→ THE PROBLEM
Each line below with the word "screenshot" needs to be copied.

→ DATASET ENTRIES
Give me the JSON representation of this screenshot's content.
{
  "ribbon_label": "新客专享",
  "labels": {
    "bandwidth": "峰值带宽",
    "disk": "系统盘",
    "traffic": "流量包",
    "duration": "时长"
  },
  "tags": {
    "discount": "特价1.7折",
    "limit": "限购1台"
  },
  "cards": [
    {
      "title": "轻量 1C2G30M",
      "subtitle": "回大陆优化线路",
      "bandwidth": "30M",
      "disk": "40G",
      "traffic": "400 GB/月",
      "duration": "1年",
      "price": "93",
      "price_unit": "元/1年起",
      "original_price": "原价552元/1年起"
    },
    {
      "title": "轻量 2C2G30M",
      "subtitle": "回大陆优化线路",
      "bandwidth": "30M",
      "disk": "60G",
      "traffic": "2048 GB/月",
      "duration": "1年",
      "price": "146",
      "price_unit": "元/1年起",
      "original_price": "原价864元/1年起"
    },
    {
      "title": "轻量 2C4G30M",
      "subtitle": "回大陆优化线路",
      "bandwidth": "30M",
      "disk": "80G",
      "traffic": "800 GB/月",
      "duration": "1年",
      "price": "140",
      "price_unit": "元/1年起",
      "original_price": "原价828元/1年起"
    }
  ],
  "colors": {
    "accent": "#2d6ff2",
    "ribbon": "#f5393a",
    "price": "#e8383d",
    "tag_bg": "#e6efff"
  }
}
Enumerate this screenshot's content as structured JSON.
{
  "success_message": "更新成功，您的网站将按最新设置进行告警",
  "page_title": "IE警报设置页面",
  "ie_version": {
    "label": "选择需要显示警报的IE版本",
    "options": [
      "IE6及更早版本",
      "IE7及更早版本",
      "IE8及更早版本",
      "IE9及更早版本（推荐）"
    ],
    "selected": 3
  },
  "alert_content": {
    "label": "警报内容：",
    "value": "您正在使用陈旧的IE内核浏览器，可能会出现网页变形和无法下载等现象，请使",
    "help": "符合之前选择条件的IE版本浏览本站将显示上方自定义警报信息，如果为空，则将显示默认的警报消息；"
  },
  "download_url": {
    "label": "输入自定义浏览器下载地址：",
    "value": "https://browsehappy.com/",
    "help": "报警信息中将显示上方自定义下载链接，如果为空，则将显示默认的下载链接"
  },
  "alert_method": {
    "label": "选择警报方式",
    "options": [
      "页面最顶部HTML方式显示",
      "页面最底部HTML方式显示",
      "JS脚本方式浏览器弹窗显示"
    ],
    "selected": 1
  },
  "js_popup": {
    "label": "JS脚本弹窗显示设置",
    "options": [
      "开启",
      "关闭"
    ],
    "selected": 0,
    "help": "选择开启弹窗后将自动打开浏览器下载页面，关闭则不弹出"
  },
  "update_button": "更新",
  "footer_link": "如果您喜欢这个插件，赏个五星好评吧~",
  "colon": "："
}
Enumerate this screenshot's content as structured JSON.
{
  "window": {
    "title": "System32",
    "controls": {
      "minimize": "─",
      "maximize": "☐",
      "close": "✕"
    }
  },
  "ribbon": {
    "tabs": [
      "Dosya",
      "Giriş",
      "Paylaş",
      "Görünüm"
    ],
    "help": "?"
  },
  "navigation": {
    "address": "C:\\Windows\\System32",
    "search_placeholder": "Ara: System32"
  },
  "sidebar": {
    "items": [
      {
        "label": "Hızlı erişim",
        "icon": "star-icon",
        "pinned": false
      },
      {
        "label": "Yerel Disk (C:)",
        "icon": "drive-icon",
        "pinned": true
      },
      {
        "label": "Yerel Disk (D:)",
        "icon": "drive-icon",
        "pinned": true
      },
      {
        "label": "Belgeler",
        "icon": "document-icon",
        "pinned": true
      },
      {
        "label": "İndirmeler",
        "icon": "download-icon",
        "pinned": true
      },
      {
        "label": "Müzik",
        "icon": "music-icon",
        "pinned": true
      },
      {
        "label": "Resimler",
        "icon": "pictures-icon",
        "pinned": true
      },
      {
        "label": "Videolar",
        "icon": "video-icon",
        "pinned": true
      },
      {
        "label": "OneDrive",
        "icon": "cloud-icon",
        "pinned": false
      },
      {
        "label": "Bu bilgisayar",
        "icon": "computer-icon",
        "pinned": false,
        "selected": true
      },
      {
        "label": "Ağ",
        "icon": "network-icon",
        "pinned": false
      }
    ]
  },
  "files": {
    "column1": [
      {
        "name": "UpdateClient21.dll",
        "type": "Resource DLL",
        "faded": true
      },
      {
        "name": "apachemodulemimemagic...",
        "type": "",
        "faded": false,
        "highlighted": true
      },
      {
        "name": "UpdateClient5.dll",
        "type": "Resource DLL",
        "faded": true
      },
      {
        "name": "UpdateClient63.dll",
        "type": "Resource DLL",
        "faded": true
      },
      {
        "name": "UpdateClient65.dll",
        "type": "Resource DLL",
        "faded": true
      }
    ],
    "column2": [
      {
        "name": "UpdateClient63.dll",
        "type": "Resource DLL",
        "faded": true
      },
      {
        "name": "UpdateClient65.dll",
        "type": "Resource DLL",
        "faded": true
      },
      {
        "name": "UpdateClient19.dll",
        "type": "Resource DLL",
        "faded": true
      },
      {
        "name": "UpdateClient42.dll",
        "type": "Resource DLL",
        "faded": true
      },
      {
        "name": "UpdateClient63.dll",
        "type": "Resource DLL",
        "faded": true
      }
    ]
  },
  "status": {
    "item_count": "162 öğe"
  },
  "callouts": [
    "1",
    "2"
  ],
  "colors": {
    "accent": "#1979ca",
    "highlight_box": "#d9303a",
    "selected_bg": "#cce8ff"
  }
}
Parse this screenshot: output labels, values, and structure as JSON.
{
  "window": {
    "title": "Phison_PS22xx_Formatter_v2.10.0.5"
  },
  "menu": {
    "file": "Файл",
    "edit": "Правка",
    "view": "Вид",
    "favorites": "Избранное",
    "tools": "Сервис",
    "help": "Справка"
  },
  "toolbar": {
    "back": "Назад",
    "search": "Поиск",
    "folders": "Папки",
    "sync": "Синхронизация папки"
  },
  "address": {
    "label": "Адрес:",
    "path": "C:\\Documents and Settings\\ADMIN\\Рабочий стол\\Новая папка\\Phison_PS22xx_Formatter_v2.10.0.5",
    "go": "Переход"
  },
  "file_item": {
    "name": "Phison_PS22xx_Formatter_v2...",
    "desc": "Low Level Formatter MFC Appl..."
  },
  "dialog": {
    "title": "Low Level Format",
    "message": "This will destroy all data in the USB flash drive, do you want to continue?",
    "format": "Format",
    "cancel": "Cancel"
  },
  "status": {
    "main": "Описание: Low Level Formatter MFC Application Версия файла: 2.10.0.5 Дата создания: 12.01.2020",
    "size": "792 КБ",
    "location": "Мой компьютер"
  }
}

→ ANSWER FOR THE TASK
Give me the JSON representation of this screenshot's content.
Enumerate this screenshot's content as structured JSON.
Enumerate this screenshot's content as structured JSON.
Parse this screenshot: output labels, values, and structure as JSON.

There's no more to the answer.